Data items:
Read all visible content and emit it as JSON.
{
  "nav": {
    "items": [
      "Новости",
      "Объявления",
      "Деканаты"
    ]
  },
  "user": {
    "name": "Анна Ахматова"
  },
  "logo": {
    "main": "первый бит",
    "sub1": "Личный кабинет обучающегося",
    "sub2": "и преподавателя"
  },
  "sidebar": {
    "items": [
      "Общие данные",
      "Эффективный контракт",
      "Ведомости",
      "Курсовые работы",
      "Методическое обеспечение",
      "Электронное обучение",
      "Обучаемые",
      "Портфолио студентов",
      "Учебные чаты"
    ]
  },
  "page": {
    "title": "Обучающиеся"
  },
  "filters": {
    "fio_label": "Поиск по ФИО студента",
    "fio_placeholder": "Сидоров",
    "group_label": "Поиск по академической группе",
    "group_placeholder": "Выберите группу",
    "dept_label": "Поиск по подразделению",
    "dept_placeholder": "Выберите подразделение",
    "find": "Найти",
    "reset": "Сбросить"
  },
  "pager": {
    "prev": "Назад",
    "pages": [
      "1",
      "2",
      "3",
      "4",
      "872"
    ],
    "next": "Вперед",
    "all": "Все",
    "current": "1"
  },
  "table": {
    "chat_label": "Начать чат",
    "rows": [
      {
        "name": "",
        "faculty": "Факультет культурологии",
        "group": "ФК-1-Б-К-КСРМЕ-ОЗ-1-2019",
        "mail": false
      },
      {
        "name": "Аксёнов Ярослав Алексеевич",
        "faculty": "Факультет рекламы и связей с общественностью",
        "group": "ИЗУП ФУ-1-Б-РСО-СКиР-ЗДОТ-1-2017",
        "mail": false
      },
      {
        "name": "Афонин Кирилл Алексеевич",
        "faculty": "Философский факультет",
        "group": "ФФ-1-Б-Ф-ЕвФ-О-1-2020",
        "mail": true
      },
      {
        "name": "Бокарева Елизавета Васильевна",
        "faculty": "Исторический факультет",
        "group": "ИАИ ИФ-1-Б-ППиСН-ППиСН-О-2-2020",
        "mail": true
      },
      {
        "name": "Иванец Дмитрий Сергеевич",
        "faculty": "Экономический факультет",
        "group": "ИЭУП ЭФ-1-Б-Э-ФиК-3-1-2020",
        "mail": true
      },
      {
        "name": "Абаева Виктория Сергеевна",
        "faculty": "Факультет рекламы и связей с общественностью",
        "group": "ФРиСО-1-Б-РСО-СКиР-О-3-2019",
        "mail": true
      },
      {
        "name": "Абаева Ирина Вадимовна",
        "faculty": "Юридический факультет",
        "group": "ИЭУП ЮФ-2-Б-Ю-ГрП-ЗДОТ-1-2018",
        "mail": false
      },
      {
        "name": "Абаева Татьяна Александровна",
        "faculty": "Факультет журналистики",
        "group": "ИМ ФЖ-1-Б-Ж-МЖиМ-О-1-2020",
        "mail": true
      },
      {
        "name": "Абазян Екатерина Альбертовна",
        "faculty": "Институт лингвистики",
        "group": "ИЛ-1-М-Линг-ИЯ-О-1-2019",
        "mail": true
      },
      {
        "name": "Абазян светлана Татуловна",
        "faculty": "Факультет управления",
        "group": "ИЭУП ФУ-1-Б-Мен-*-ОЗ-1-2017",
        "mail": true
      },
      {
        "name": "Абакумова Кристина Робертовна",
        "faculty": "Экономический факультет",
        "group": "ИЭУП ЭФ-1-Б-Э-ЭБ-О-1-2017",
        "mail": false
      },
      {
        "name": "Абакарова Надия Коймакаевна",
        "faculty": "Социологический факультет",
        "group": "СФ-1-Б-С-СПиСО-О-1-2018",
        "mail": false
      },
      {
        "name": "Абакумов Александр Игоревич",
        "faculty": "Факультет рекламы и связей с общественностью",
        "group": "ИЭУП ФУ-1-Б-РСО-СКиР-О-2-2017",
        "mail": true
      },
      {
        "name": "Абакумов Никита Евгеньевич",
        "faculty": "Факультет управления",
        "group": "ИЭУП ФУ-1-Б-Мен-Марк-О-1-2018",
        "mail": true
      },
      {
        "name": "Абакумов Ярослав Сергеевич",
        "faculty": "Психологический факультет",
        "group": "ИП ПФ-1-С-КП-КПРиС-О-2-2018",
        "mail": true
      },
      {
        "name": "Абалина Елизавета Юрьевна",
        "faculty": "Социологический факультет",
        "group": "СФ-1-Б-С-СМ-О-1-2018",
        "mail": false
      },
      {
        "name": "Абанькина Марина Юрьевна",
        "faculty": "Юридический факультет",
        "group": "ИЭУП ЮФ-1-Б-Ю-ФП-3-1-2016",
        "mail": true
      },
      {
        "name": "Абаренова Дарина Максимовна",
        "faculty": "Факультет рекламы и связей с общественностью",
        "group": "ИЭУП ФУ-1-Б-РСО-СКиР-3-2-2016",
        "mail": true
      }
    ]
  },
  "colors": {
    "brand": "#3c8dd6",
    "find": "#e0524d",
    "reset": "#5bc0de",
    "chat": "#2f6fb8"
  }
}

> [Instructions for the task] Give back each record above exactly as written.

> [Solution to the exercise]
Read all visible content and emit it as JSON.
{
  "nav": {
    "items": [
      "Новости",
      "Объявления",
      "Деканаты"
    ]
  },
  "user": {
    "name": "Анна Ахматова"
  },
  "logo": {
    "main": "первый бит",
    "sub1": "Личный кабинет обучающегося",
    "sub2": "и преподавателя"
  },
  "sidebar": {
    "items": [
      "Общие данные",
      "Эффективный контракт",
      "Ведомости",
      "Курсовые работы",
      "Методическое обеспечение",
      "Электронное обучение",
      "Обучаемые",
      "Портфолио студентов",
      "Учебные чаты"
    ]
  },
  "page": {
    "title": "Обучающиеся"
  },
  "filters": {
    "fio_label": "Поиск по ФИО студента",
    "fio_placeholder": "Сидоров",
    "group_label": "Поиск по академической группе",
    "group_placeholder": "Выберите группу",
    "dept_label": "Поиск по подразделению",
    "dept_placeholder": "Выберите подразделение",
    "find": "Найти",
    "reset": "Сбросить"
  },
  "pager": {
    "prev": "Назад",
    "pages": [
      "1",
      "2",
      "3",
      "4",
      "872"
    ],
    "next": "Вперед",
    "all": "Все",
    "current": "1"
  },
  "table": {
    "chat_label": "Начать чат",
    "rows": [
      {
        "name": "",
        "faculty": "Факультет культурологии",
        "group": "ФК-1-Б-К-КСРМЕ-ОЗ-1-2019",
        "mail": false
      },
      {
        "name": "Аксёнов Ярослав Алексеевич",
        "faculty": "Факультет рекламы и связей с общественностью",
        "group": "ИЗУП ФУ-1-Б-РСО-СКиР-ЗДОТ-1-2017",
        "mail": false
      },
      {
        "name": "Афонин Кирилл Алексеевич",
        "faculty": "Философский факультет",
        "group": "ФФ-1-Б-Ф-ЕвФ-О-1-2020",
        "mail": true
      },
      {
        "name": "Бокарева Елизавета Васильевна",
        "faculty": "Исторический факультет",
        "group": "ИАИ ИФ-1-Б-ППиСН-ППиСН-О-2-2020",
        "mail": true
      },
      {
        "name": "Иванец Дмитрий Сергеевич",
        "faculty": "Экономический факультет",
        "group": "ИЭУП ЭФ-1-Б-Э-ФиК-3-1-2020",
        "mail": true
      },
      {
        "name": "Абаева Виктория Сергеевна",
        "faculty": "Факультет рекламы и связей с общественностью",
        "group": "ФРиСО-1-Б-РСО-СКиР-О-3-2019",
        "mail": true
      },
      {
        "name": "Абаева Ирина Вадимовна",
        "faculty": "Юридический факультет",
        "group": "ИЭУП ЮФ-2-Б-Ю-ГрП-ЗДОТ-1-2018",
        "mail": false
      },
      {
        "name": "Абаева Татьяна Александровна",
        "faculty": "Факультет журналистики",
        "group": "ИМ ФЖ-1-Б-Ж-МЖиМ-О-1-2020",
        "mail": true
      },
      {
        "name": "Абазян Екатерина Альбертовна",
        "faculty": "Институт лингвистики",
        "group": "ИЛ-1-М-Линг-ИЯ-О-1-2019",
        "mail": true
      },
      {
        "name": "Абазян светлана Татуловна",
        "faculty": "Факультет управления",
        "group": "ИЭУП ФУ-1-Б-Мен-*-ОЗ-1-2017",
        "mail": true
      },
      {
        "name": "Абакумова Кристина Робертовна",
        "faculty": "Экономический факультет",
        "group": "ИЭУП ЭФ-1-Б-Э-ЭБ-О-1-2017",
        "mail": false
      },
      {
        "name": "Абакарова Надия Коймакаевна",
        "faculty": "Социологический факультет",
        "group": "СФ-1-Б-С-СПиСО-О-1-2018",
        "mail": false
      },
      {
        "name": "Абакумов Александр Игоревич",
        "faculty": "Факультет рекламы и связей с общественностью",
        "group": "ИЭУП ФУ-1-Б-РСО-СКиР-О-2-2017",
        "mail": true
      },
      {
        "name": "Абакумов Никита Евгеньевич",
        "faculty": "Факультет управления",
        "group": "ИЭУП ФУ-1-Б-Мен-Марк-О-1-2018",
        "mail": true
      },
      {
        "name": "Абакумов Ярослав Сергеевич",
        "faculty": "Психологический факультет",
        "group": "ИП ПФ-1-С-КП-КПРиС-О-2-2018",
        "mail": true
      },
      {
        "name": "Абалина Елизавета Юрьевна",
        "faculty": "Социологический факультет",
        "group": "СФ-1-Б-С-СМ-О-1-2018",
        "mail": false
      },
      {
        "name": "Абанькина Марина Юрьевна",
        "faculty": "Юридический факультет",
        "group": "ИЭУП ЮФ-1-Б-Ю-ФП-3-1-2016",
        "mail": true
      },
      {
        "name": "Абаренова Дарина Максимовна",
        "faculty": "Факультет рекламы и связей с общественностью",
        "group": "ИЭУП ФУ-1-Б-РСО-СКиР-3-2-2016",
        "mail": true
      }
    ]
  },
  "colors": {
    "brand": "#3c8dd6",
    "find": "#e0524d",
    "reset": "#5bc0de",
    "chat": "#2f6fb8"
  }
}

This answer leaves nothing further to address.